- A university medical center in Ohio was seeking a clinical research coordinator. This job required a bachelor's degree in nursing or medical science or an equivalent combination of work and educational experience. This employer preferred candidates to have an M.S. in public health or in a similar area, experience of neuromuscular diseases and excellent communication skills. Job duties included managing the daily research activities, ensuring compliance with all local and national regulations, as well as collecting and summarizing research data.
- A cancer specialty company in Virginia was seeking a clinical research coordinator. This employer required three years of relevant work experience and a bachelor's degree, and preferred candidates who were RNs. Job duties included maintaining, enlisting and complying with protocol for patients on clinical trials, collaborating with physicians, collecting data and maintaining documents.
How to Stand Out in the Field
While many workers in this field hold bachelor's degrees, individuals with graduate degrees are less common. By earning a master's degree in health science or health informatics, you can augment your skills and enhance your potential to acquire jobs with more responsibilities and higher wages. While earning your graduate degree, you may stay involved in medical research and participate in clinical activities.
There are many certifications relevant to this field, and some employers highly value individuals with certifications. The Association of Clinical Research Professionals (ACRP) grants a number of certifications for professionals involved in clinical research. The Society of Clinical Research Associates (SoCRA) grants the Certified Clinical Research Professional (CCRP) certification for clinical researchers, research nurses, administrators and coordinators. Other certifications related to healthcare may also be important, such as the Advanced Cardiac Life Support (ACLS) certification.
Alternative Career Paths
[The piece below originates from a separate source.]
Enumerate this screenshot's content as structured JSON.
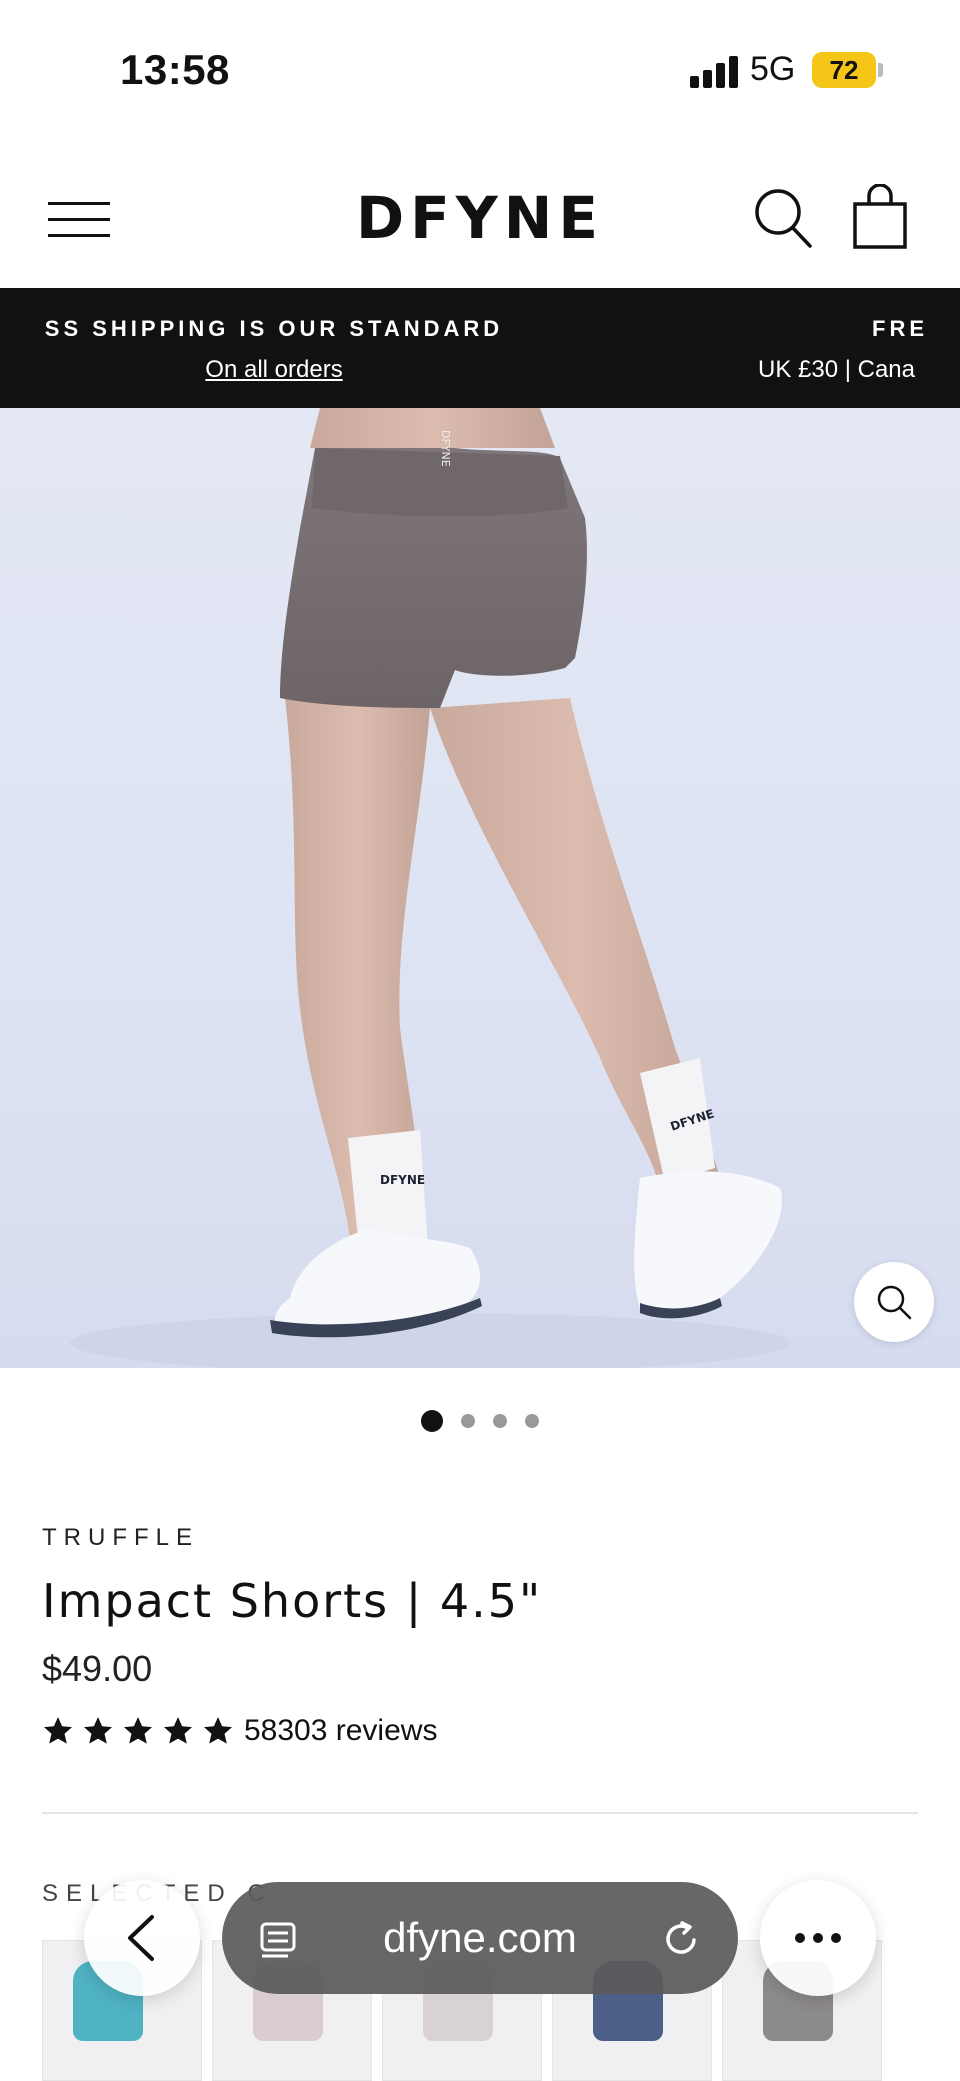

If you are primarily interested in caring for patients as opposed to being involved in medical research, you may consider becoming a RN. RNs assist with examinations and treatments. They record, report and monitor patients and create detailed status reports of symptoms and vital signs. A bachelor's degree and licensure are typically required for this field. In May 2011, the U.S. Bureau of Labor Statistics (BLS) indicated that median annual salary for an RN was $66,000 (www.bls.gov). The BLS indicates that from 2010 and 2020, employment is expected to grow 26%, faster than average.
Medical Service Manager
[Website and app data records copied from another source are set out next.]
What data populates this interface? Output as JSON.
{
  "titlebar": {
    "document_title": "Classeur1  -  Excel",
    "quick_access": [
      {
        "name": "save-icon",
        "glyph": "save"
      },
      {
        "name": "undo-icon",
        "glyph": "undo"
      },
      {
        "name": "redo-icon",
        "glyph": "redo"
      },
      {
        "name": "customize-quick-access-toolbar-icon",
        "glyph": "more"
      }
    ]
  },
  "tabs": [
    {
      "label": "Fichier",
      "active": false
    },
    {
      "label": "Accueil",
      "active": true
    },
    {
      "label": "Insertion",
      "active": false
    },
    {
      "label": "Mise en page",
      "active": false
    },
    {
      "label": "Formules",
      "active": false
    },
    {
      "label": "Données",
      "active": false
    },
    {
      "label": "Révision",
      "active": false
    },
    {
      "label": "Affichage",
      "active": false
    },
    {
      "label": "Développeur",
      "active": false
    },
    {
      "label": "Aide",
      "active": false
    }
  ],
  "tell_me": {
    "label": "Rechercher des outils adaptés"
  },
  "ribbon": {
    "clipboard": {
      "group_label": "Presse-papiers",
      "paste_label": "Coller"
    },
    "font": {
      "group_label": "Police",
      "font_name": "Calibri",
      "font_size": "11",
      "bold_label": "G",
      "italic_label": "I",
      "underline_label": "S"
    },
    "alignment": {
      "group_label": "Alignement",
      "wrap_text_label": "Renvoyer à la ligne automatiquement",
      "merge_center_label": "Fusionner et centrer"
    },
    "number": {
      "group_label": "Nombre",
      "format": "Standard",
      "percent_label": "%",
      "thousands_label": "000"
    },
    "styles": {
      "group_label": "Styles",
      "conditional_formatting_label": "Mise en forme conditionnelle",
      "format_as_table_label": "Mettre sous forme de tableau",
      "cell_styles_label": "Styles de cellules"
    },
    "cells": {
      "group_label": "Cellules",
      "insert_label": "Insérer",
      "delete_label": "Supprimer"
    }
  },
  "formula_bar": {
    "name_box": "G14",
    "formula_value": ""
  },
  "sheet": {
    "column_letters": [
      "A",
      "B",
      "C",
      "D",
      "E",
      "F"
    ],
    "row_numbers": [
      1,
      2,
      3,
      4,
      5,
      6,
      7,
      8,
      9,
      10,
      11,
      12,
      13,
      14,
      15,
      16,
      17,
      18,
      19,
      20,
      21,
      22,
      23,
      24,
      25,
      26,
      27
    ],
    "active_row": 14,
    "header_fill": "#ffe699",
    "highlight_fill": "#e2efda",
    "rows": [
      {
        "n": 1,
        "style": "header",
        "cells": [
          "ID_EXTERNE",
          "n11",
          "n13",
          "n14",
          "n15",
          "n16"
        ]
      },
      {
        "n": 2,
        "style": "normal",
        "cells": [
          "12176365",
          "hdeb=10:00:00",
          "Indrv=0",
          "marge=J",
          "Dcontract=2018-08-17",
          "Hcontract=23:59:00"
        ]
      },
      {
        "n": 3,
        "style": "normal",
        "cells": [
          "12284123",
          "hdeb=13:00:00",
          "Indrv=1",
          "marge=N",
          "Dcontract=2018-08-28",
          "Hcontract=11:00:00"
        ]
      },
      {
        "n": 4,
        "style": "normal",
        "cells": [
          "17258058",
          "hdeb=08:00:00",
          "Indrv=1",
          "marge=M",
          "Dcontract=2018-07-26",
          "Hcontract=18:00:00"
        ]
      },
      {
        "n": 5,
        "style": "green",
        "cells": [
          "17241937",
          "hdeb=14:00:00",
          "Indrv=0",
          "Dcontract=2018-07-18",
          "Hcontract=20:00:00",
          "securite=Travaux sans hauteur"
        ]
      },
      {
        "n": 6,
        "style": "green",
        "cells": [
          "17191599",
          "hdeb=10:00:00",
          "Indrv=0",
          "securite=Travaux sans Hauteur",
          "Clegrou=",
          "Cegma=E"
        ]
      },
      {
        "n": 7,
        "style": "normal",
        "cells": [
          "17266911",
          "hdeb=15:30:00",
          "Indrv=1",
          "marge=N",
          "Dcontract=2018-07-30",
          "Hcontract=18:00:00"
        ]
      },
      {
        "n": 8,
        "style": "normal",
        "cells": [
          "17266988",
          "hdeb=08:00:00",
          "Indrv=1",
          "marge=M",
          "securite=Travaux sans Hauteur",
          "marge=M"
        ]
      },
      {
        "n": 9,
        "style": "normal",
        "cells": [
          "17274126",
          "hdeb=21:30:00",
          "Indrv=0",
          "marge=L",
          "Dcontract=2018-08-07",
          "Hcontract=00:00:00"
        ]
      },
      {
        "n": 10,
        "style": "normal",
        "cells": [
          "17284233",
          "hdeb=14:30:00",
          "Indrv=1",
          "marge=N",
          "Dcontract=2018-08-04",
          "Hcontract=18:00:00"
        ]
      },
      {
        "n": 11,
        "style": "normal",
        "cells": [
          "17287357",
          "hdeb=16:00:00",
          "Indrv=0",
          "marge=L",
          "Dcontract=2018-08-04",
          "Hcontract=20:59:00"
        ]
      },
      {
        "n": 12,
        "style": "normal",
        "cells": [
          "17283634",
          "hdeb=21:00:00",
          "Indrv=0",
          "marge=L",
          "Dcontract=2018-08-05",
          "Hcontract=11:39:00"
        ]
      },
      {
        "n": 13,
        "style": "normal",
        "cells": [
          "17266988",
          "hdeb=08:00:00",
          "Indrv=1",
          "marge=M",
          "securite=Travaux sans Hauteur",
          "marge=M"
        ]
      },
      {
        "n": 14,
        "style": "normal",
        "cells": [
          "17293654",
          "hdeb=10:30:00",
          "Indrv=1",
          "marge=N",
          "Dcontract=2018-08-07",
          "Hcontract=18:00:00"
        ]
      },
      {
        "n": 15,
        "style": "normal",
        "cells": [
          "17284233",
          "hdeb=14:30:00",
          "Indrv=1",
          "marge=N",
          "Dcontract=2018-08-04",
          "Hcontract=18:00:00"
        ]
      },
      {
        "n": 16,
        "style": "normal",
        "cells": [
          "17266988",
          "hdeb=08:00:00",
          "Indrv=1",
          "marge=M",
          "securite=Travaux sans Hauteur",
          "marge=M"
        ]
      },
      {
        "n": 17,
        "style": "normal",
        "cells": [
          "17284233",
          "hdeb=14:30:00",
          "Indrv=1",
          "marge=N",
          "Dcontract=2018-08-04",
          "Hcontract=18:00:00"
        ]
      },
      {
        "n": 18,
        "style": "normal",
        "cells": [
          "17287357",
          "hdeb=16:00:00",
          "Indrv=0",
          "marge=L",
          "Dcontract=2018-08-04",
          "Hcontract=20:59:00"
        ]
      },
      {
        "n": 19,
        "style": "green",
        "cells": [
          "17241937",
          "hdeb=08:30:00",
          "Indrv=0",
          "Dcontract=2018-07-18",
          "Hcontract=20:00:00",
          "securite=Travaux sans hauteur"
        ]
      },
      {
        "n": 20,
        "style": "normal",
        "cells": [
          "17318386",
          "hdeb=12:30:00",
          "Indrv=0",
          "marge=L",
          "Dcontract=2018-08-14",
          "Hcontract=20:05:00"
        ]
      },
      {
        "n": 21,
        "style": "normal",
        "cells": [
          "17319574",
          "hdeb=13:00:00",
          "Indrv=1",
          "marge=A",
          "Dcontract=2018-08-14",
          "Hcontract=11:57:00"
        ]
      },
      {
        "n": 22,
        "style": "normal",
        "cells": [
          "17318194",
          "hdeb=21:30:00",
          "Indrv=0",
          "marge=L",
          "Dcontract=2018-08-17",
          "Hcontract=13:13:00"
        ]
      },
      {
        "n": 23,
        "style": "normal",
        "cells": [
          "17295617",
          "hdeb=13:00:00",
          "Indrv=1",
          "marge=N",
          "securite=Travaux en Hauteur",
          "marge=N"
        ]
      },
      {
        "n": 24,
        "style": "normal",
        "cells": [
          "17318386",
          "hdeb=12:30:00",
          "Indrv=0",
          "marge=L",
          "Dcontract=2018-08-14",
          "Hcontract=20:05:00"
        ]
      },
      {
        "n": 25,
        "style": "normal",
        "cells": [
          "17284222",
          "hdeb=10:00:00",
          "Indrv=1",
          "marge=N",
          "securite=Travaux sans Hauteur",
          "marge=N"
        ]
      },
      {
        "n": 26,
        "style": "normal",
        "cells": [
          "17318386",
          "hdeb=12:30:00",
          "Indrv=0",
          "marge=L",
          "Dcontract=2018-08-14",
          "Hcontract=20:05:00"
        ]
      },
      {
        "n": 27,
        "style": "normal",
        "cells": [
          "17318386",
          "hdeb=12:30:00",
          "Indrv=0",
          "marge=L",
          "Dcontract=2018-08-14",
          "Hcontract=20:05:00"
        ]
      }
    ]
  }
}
If you are more interested in the business end of the medical field, you may wish to work in a managerial position. Medical service managers administer and conduct fiscal operations like accounting, budget planning and coordinating financial reporting. They supervise and direct nursing, clerical, technical and maintenance personnel. They also monitor the use of facilities, inpatient beds and diagnostic services to ensure the effective use of resources. In May 2011, the BLS reported that the median annual wage of a medical service manager was $86,000. The BLS also stated that employment opportunities for this field were projected to grow 22% from 2010-2020.